The reason is very simple, when I drove the car at Ascari, it was very wet. Couple this with a technical track with little opportunity to open up (think more Winton than Phillip Island for the Aussies reading this), the weight of the M5 struggled to keep up with the power and pure physics. The car really was sluggish on change of direction and felt very much like the two ton car that it is. If you are into drifting though, this car will satisfy your need with little issue, especially in the wet!
To make matters worse, we drove the M5 back to back with M3 and 1M, which made the M5 feel even more cumbersome than it perhaps would have been. I walked away from the track with the opinion that I would rather just buy a M3 if I needed a four-door car but still want to track it regularly. Everyone I spoke to that day had the same opinion, including one participant who races in the German VLN race series. The M3 (and 1M too) won the day with lots more fans!
Off the track though, the M5 performed its role much better. In the mountains of Andalucía it was fun, it was quick and there’s little body roll thanks to the active anti-roll bars. However, for those that expect serenity in the cabin, it is a noisy car. I have since read that BMW engineered the noise for “engine sound” in the cabin, but the reality is that this isn’t a nice V8 bellow like say the AMG’s ‘63’ engine. It’s more a muted sort of sound, like many turbo engines. The other noise comes from the diff. It clunks when it disengages, which annoyed me after a while. I recall having similar sort of thing on our DCT equipped M3, but it was never this loud. For a luxury tourer, I think the M5 failed right there. BMW should borrow a Mercedes-Benz E63 AMG and learn from it.
8. What were your expectations of the M5 and were they met?
Overall, as a performance car, it did meet my expectations, it’s fast! However, I certainly wasn’t expecting it to be an agile track tool like the 1M or M3. And I did expect it to perform better as a daily (luxury) driver. I think for me, it didn’t live up to my expectations on that front. As I said above, the M5 cabin didn’t feel that special and it is too noisy for my liking.
9. Tell us three reasons why you would buy a new M5.
1. The torque and power from that engine!
2. It’s a good size for us as a family car and I can still have fun with it.
3. It’s a good looking car.
10. List three reasons why you would not buy a new M5.
1. It’s not as refined as I would have liked it to be and it’s not as sporty as its smaller sibling.
2. Its interior is too similar to any other 5 series.
3. It’s expensive relative to an M3.
BMW M5 at Ascari – Behind the scenes
In the first video below Brian Watts, Global Head of M sales, shows he’s better off sticking to motor cars and leaving the comedy routine behind.
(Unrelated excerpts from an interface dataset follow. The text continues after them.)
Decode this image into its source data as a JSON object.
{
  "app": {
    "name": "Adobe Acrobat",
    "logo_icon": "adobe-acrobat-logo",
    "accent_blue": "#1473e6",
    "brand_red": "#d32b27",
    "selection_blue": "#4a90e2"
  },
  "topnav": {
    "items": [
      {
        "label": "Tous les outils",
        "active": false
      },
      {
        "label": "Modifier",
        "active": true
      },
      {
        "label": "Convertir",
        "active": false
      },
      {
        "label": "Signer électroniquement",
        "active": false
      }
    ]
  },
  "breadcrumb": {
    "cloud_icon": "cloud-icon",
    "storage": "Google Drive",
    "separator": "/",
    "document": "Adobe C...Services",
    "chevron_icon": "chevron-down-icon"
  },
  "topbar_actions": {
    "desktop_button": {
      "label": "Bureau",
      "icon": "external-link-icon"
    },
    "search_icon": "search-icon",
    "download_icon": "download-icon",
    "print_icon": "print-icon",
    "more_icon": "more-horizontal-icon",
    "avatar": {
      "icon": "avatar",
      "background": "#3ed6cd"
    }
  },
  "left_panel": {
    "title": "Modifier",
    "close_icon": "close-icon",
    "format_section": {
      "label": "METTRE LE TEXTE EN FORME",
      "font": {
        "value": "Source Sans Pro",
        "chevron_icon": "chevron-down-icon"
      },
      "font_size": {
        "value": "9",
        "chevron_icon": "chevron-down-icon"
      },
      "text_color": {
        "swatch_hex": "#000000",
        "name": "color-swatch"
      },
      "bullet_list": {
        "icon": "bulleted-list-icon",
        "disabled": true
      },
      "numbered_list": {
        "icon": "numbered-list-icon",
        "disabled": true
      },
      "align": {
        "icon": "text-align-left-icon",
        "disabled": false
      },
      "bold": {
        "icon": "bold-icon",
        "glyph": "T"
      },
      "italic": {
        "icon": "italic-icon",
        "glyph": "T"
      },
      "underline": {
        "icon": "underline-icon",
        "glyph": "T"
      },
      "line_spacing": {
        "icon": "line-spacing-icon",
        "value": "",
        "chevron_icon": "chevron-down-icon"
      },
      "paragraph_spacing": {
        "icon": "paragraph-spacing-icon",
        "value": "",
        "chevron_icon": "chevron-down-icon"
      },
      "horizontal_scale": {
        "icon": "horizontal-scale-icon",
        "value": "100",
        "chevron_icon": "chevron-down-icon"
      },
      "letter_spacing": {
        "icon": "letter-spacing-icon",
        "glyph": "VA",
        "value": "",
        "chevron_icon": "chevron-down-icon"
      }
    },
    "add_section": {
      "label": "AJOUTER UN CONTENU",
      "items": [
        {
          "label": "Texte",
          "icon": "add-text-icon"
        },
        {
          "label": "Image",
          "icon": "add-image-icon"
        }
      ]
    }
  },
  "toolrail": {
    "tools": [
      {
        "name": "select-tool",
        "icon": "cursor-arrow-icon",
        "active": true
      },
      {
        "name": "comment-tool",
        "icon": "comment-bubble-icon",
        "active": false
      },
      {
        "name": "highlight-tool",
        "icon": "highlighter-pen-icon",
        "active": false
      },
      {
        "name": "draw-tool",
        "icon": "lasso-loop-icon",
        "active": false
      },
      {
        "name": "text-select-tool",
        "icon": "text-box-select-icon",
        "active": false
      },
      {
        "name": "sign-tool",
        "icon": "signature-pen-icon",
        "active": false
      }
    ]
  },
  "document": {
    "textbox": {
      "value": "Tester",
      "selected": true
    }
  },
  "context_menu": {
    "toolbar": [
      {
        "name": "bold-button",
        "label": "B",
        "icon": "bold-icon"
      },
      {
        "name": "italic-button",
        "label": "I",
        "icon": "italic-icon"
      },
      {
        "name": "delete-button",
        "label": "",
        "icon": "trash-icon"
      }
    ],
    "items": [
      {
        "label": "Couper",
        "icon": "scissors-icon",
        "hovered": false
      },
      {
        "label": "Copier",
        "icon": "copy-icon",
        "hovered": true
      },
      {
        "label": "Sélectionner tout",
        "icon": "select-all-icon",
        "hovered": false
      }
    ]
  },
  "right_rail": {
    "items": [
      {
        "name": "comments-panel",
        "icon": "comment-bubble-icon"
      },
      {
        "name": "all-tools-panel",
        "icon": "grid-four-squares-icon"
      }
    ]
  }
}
Then Wayne shares his thoughts on the new M5 before and after driving it.